• **THE PROBLEM**
Leaving all pictures aside, write out the records below precisely as given.

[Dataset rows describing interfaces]
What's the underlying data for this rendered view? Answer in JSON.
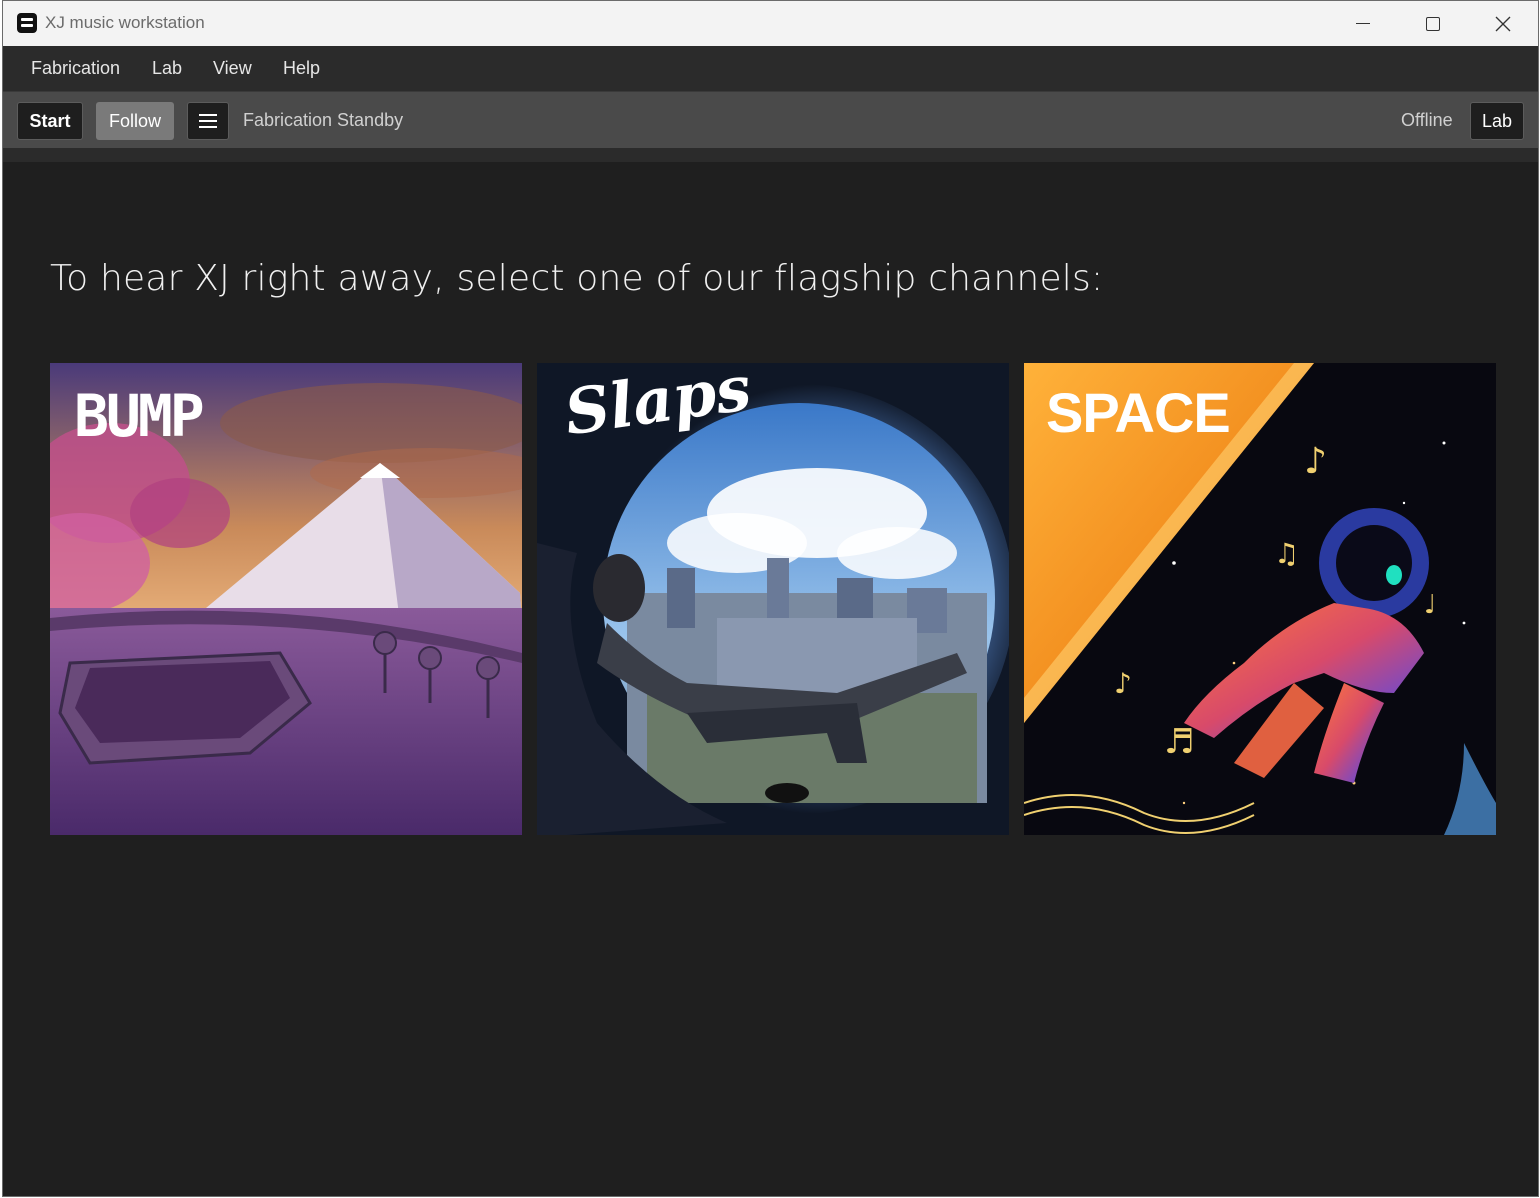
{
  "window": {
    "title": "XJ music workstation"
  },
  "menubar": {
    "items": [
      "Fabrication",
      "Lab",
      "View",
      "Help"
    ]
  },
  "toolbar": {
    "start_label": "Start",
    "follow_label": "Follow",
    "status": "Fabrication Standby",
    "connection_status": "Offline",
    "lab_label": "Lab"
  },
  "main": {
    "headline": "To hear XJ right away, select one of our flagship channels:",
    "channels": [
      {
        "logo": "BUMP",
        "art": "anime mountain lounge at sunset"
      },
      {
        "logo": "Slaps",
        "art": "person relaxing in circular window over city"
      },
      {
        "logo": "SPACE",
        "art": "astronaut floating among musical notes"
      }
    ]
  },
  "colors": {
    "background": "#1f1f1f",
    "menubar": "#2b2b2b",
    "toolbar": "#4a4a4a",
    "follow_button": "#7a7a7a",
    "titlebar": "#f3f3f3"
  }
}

• **OUTPUT FOR THIS TASK**
What's the underlying data for this rendered view? Answer in JSON.
{
  "window": {
    "title": "XJ music workstation"
  },
  "menubar": {
    "items": [
      "Fabrication",
      "Lab",
      "View",
      "Help"
    ]
  },
  "toolbar": {
    "start_label": "Start",
    "follow_label": "Follow",
    "status": "Fabrication Standby",
    "connection_status": "Offline",
    "lab_label": "Lab"
  },
  "main": {
    "headline": "To hear XJ right away, select one of our flagship channels:",
    "channels": [
      {
        "logo": "BUMP",
        "art": "anime mountain lounge at sunset"
      },
      {
        "logo": "Slaps",
        "art": "person relaxing in circular window over city"
      },
      {
        "logo": "SPACE",
        "art": "astronaut floating among musical notes"
      }
    ]
  },
  "colors": {
    "background": "#1f1f1f",
    "menubar": "#2b2b2b",
    "toolbar": "#4a4a4a",
    "follow_button": "#7a7a7a",
    "titlebar": "#f3f3f3"
  }
}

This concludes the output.